Skip to main content

"Poisonous" does not mean deadly. Some manifestations of toxicity are subtle. The dose, as always, determines if a plant is safe source of nutrients or a toxic hazard.

Frequently (and not so frequently) Asked Questions

Simple keyword search (one or two words only)


BRIEF: Could I have some more information on Tartago tea?

Recently I encountered a problem with a patient that arrived to ER with acute renal failure, hepatic failure, and possible bone marrow toxicity after ingesting "tartago tea". I have been doing some research, but the only information I found were several other names for this plant. Apparently the leave is commonly used for nausea, and stomach upset, when boiled. Scientific name: Jatropha curcas. Physic nut. Dessert potato and purging nut.

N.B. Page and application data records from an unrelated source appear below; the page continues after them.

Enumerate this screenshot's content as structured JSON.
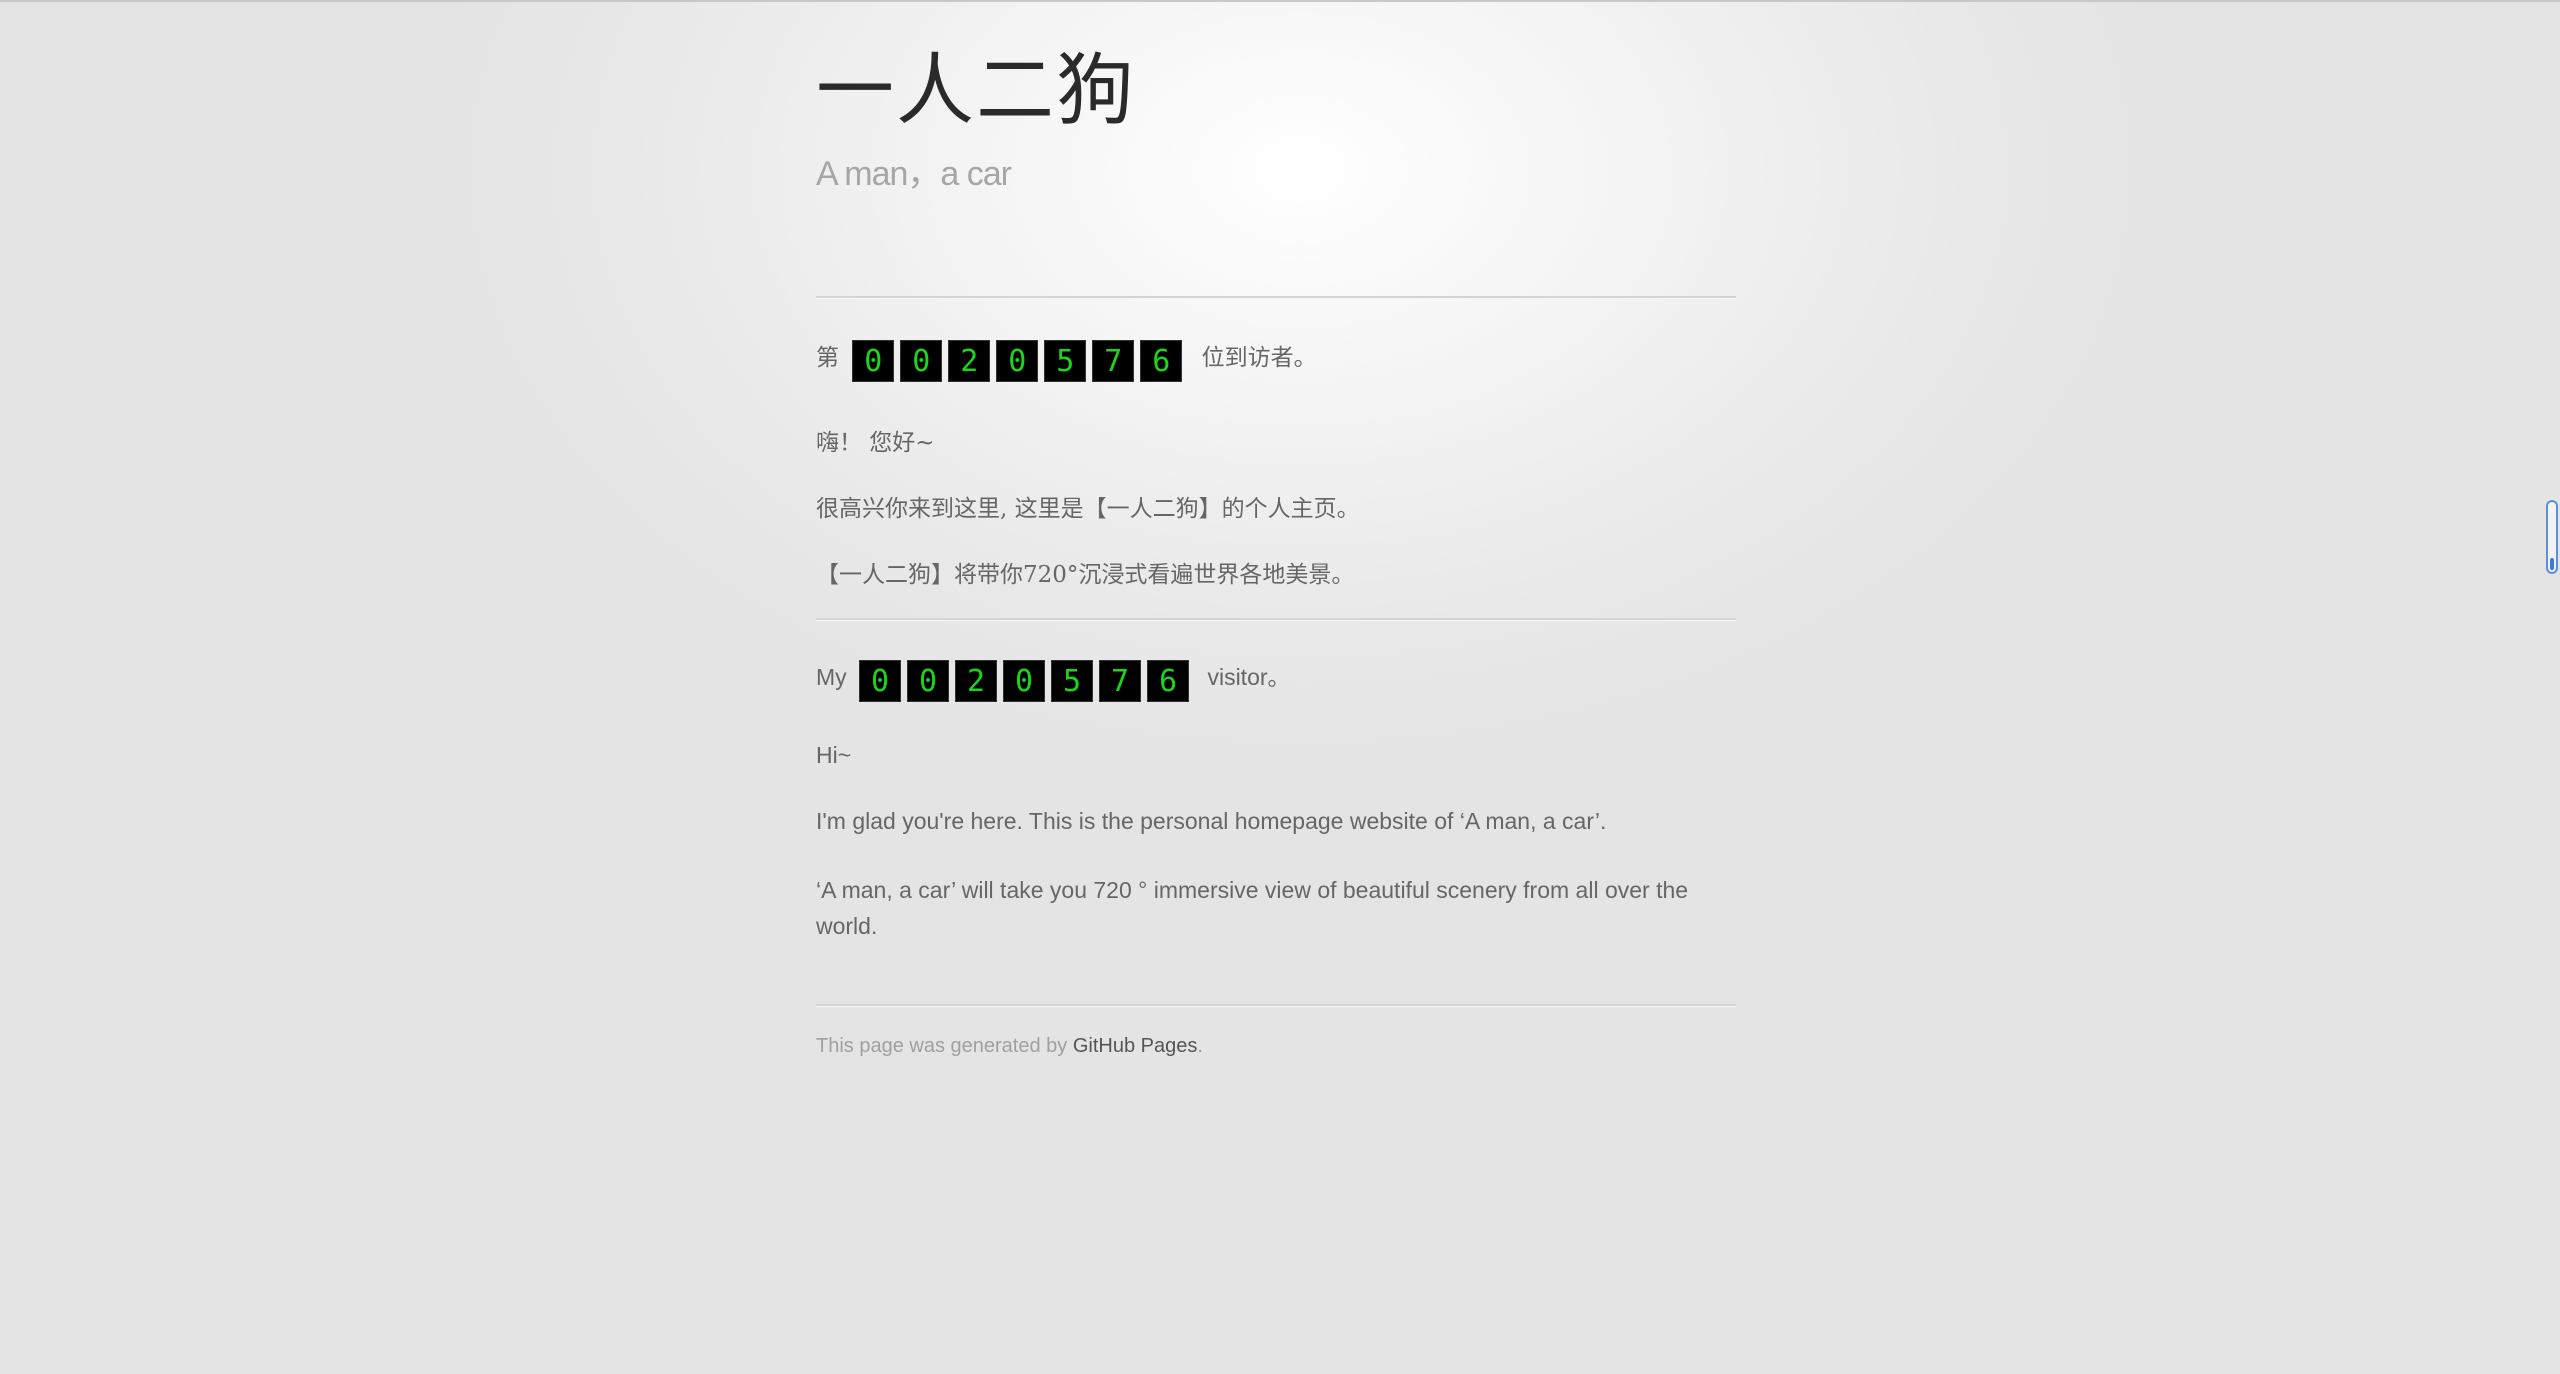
{
  "header": {
    "title": "一人二狗",
    "tagline": "A man，a car"
  },
  "counter": {
    "digits": [
      "0",
      "0",
      "2",
      "0",
      "5",
      "7",
      "6"
    ]
  },
  "zh": {
    "visitor_prefix": "第",
    "visitor_suffix": "位到访者。",
    "greeting": "嗨！ 您好~",
    "intro": "很高兴你来到这里, 这里是【一人二狗】的个人主页。",
    "desc": "【一人二狗】将带你720°沉浸式看遍世界各地美景。"
  },
  "en": {
    "visitor_prefix": "My",
    "visitor_suffix": "visitor。",
    "greeting": "Hi~",
    "intro": "I'm glad you're here. This is the personal homepage website of ‘A man, a car’.",
    "desc": "‘A man, a car’ will take you 720 ° immersive view of beautiful scenery from all over the world."
  },
  "footer": {
    "prefix": "This page was generated by",
    "link": "GitHub Pages",
    "suffix": "."
  }
}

This plant is used as an ornamental back home in california, but not too much because it is so poisonous. This plants contains several classes of poisons throughout the plants (leaves, nuts, etc.), including a toxic protein, a resin that causes rashes, an oil that causes vomiting, and a glycoside of unknown (at least unknown to me!) function. You are no doubt aware that many medicinal teas used in the caribbean region contain hepatotoxic pyrollizidine alkaloids and that liver damage and failure are too often associated with traditional medicines on several of those islands. The physic nut (called Barbados nut in california, I think), is toxic enough, but that "tartago tea" you mentioned may have had some other plants in it as well.